[Interface dataset entries]
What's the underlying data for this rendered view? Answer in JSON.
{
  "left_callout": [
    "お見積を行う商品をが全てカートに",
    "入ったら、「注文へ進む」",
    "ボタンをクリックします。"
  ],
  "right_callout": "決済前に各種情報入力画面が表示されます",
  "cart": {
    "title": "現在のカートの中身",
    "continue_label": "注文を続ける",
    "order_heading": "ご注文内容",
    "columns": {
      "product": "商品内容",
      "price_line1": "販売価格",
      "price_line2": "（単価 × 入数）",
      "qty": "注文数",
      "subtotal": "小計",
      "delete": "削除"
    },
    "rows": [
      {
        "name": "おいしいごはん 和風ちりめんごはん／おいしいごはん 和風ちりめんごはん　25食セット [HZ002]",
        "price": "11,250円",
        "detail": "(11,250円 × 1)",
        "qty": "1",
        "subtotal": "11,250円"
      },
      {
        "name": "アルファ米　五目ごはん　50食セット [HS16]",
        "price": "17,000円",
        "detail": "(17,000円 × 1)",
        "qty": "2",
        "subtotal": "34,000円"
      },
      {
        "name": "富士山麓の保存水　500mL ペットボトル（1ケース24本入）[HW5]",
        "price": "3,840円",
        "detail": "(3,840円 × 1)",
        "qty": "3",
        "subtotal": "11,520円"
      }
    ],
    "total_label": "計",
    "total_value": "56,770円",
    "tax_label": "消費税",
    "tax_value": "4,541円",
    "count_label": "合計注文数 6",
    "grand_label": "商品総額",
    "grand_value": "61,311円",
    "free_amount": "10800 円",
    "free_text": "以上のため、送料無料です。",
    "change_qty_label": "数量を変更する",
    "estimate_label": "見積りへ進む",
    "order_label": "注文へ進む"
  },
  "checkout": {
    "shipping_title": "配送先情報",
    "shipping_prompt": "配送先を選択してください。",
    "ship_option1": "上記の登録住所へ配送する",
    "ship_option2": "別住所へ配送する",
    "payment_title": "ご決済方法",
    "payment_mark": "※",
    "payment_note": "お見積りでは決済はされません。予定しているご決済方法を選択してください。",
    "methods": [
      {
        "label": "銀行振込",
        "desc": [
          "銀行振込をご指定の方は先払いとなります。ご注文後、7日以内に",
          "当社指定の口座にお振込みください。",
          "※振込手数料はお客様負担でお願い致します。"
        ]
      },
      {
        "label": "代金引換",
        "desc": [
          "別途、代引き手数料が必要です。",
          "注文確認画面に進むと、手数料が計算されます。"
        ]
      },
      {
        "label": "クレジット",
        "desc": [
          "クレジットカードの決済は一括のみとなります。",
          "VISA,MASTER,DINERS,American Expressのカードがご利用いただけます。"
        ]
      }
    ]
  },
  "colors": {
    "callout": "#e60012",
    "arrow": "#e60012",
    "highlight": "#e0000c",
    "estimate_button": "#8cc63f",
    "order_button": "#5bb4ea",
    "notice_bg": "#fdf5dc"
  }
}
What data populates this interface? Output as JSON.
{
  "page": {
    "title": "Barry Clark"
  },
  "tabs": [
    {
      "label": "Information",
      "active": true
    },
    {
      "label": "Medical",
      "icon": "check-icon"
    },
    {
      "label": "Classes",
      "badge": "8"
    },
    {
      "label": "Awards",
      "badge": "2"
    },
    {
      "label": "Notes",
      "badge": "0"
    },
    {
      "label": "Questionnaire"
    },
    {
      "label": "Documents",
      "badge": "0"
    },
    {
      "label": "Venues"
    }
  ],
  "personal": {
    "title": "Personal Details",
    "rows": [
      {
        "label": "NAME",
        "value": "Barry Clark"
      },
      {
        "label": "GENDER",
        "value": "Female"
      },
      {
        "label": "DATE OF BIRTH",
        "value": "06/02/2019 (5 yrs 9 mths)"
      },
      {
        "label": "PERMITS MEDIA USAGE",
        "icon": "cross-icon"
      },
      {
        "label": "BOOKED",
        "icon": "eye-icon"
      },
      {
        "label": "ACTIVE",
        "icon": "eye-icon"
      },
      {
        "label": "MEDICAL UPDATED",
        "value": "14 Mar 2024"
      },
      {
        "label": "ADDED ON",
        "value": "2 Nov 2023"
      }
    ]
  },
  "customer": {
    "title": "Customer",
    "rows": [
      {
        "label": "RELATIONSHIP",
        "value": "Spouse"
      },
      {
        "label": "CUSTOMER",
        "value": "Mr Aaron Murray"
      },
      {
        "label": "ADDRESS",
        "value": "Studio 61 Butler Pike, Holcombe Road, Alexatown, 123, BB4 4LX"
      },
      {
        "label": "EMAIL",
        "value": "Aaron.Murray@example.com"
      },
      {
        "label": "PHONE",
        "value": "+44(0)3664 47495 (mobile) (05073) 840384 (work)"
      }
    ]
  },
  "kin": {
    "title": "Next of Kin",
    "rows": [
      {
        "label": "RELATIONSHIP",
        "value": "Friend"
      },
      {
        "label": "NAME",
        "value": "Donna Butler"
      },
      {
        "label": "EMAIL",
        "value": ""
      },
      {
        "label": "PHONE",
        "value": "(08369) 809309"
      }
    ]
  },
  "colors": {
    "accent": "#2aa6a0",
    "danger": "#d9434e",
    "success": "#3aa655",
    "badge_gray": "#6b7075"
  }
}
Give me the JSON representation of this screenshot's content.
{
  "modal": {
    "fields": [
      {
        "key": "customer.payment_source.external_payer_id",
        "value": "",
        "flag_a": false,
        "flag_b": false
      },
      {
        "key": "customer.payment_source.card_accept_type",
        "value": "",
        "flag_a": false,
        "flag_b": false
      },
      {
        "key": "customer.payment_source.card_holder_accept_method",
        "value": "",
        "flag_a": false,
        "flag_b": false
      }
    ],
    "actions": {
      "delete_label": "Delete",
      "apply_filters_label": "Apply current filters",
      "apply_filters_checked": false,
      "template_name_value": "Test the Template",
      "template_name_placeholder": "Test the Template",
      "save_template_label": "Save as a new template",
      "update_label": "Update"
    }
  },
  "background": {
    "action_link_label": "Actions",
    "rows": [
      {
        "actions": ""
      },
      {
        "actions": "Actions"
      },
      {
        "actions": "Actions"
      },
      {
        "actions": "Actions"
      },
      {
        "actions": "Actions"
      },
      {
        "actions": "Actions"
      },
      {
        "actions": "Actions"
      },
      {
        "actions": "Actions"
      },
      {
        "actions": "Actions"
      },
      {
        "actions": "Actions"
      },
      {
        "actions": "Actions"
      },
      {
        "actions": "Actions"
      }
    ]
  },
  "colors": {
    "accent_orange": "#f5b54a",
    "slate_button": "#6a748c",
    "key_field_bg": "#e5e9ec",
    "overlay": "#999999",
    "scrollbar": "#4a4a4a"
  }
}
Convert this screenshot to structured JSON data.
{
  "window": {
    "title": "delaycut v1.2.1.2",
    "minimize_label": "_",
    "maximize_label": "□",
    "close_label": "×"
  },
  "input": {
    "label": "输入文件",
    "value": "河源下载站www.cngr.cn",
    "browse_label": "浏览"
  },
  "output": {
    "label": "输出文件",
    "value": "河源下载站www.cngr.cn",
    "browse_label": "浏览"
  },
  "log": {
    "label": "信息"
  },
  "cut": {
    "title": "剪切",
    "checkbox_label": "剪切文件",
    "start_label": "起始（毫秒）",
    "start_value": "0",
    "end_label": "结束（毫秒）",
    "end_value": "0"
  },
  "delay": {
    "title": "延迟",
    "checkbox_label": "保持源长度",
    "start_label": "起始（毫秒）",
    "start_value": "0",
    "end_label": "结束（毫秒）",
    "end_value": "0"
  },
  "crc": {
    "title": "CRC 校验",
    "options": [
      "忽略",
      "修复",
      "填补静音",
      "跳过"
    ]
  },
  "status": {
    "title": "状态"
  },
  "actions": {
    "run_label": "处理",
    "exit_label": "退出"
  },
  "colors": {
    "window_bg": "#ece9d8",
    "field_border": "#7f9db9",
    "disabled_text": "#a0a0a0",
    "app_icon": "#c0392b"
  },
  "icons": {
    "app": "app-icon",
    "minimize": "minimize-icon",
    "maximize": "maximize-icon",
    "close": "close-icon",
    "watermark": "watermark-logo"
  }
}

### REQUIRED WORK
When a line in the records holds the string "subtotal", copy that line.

### ANSWER SECTION
      "subtotal": "小計",
        "subtotal": "11,250円"
        "subtotal": "34,000円"
        "subtotal": "11,520円"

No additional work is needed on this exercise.